■ WHAT THIS TASK INVOLVES:
Say how many lines in the data below contain the word "JSON", and give no other text.

■ SOURCE INFORMATION:
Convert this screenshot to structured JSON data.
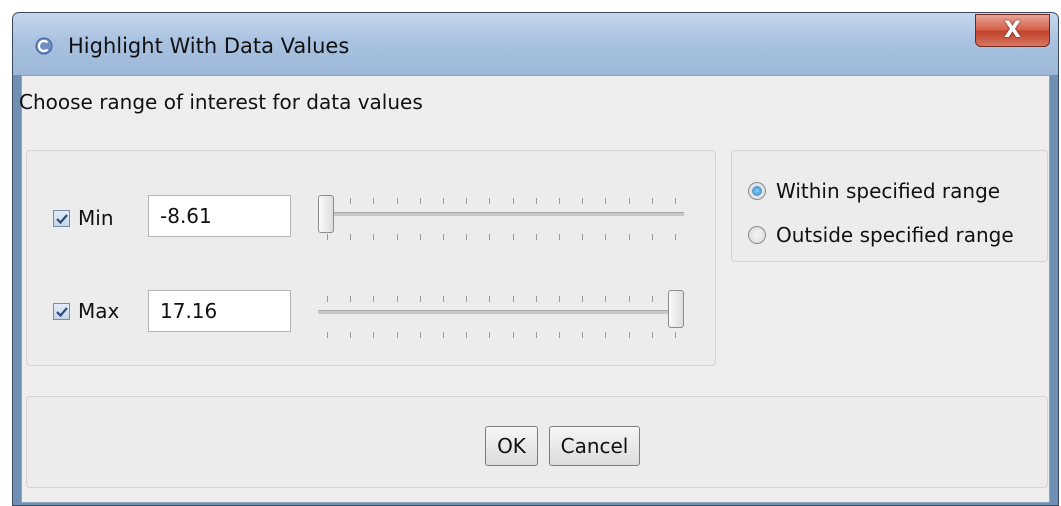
{
  "window": {
    "title": "Highlight With Data Values",
    "close_glyph": "X",
    "icon": "app-icon"
  },
  "heading": "Choose range of interest for data values",
  "range": {
    "min": {
      "label": "Min",
      "checked": true,
      "value": "-8.61",
      "slider_fraction": 0.0
    },
    "max": {
      "label": "Max",
      "checked": true,
      "value": "17.16",
      "slider_fraction": 1.0
    }
  },
  "mode": {
    "options": [
      {
        "label": "Within specified range",
        "selected": true
      },
      {
        "label": "Outside specified range",
        "selected": false
      }
    ]
  },
  "buttons": {
    "ok": "OK",
    "cancel": "Cancel"
  },
  "colors": {
    "titlebar": "#a9c2e1",
    "close": "#c0412c",
    "radio_selected": "#1d7bc4"
  }
}
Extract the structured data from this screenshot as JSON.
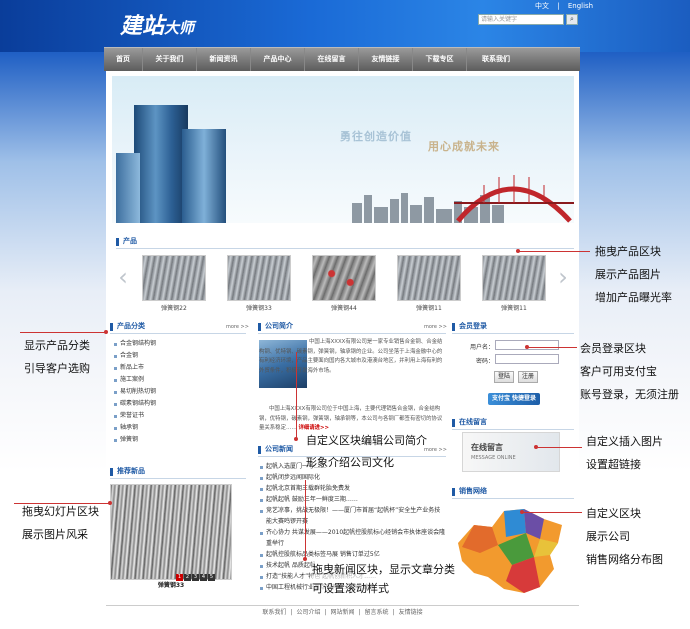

■ YOUR RESPONSE:
2